I am 77 years old now and have never enrolled in Medicare because I have been fully insured through my husband's employment all these years. When he finally retires and I go on Medicare will I be penalized for not having enrolled when I was 65?

  • Does your husband's employer have more than 20 employees?
    – Ben Miller
    Mar 1, 2019 at 20:36

2 Answers 2


In many cases your employer coverage will grant you a qualified waiver from Medicare and remove your penalty exposure. To start you should call the employer plan administrator, they generally know these things and there are a couple of technicalities that are important that you won't have a way of independently verifying. But, here's the highlights:

In most cases, you don't need to do anything until you (or your spouse) retire or you lose the employer coverage.

Here is the bit about Special Enrollment Periods and penalties:

Special circumstances (Special Enrollment Periods)

Once your Initial Enrollment Period ends, you may have the chance to sign up for Medicare during a Special Enrollment Period (SEP). If you're covered under a group health plan based on current employment, you have a SEP to sign up for Part A and/or Part B anytime as long as:

  • You or your spouse (or family member if you're disabled) is working.
  • You're covered by a group health plan through the employer or union based on that work.

You also have an 8-month SEP to sign up for Part A and/or Part B that starts at one of these times (whichever happens first):

  • The month after the employment ends
  • The month after group health plan insurance based on current employment ends Usually, you don't pay a late enrollment penalty if you sign up during a SEP.

The "based on current employment" part is important. COBRA eligibility is not, to my knowledge, acceptable. I do believe "retiree" specific plans are qualified waivers, the technicality being that a "retiree" is still "currently" eligible for the plan. But, generally, if you or your spouse is working and covered by an group employer you won't have penalty exposure.

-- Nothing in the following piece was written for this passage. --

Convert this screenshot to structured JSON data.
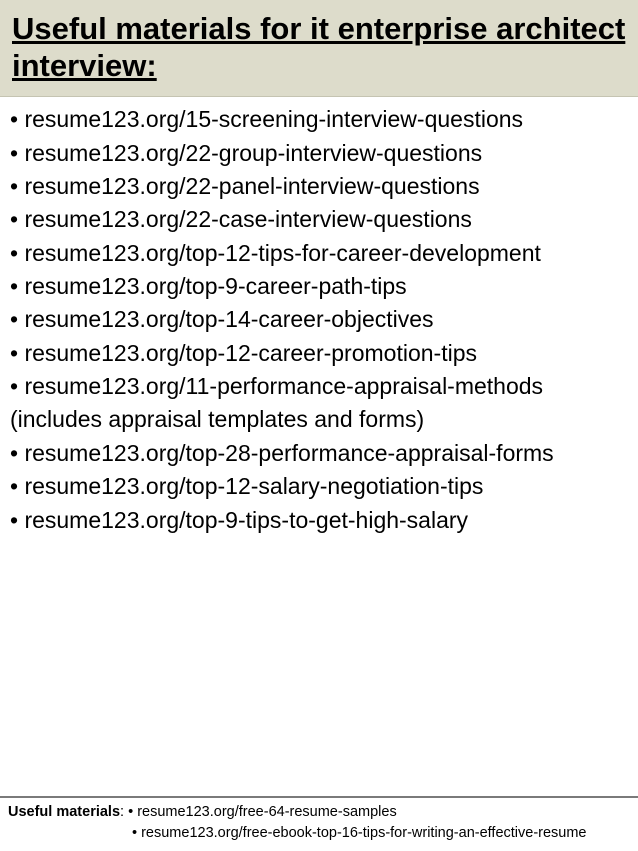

There's no cost to Part A and for that reason generally no reason to not enroll when you become eligible if for no other reason than to avoid questions later. When you come off the group plan you should be issued what is commonly called a "HIPAA Certificate" or some other documentation that formally discloses the loss of coverage.


Yes, if you don’t enroll when you’re first eligible for Medicare, you can be subject to a late-enrollment penalty. You can read the details at the Medicare.gov web site:

Medicare A:


Medicare B:


Medicare D:


  • 1
    This does not begin to tell the whole story. In many cases, perhaps including the OP, there is no penalty.
    – Ben Miller
    Mar 1, 2019 at 20:31
  • Hence the reason for the wording of "You can be" rather than "You will be" subject to a late-enrollment penalty. The starting place to determine which one it will be is the Medicare.gov web site links provided. The OP needs to read the what ifs that pertain to her at the source. If that does not clear it up then contacting Medicare is the next step. Mar 1, 2019 at 20:59
  • 2
    The wording in your answer seems to me to imply that the OP is most likely subject to penalty, when in fact I believe that the OP is most likely not subject to penalty. And, unfortunately, the pages that you are linking to (at least for A & B) do not provide details, either.
    – Ben Miller
    Mar 1, 2019 at 21:04
  • Concluding that I implied that the OP is most likely subject to penalty is where you went awry. The links clearly state that " Your monthly premium MAY go up 10% ". MAY means it's a possibility. Mar 1, 2019 at 21:32
  • Yes, but the OP already knows that she may have a penalty, that's why she asked. You haven't provided any new information.
    – Ben Miller
    Mar 1, 2019 at 22:09

You must log in to answer this question.

Not the answer you're looking for? Browse other questions tagged .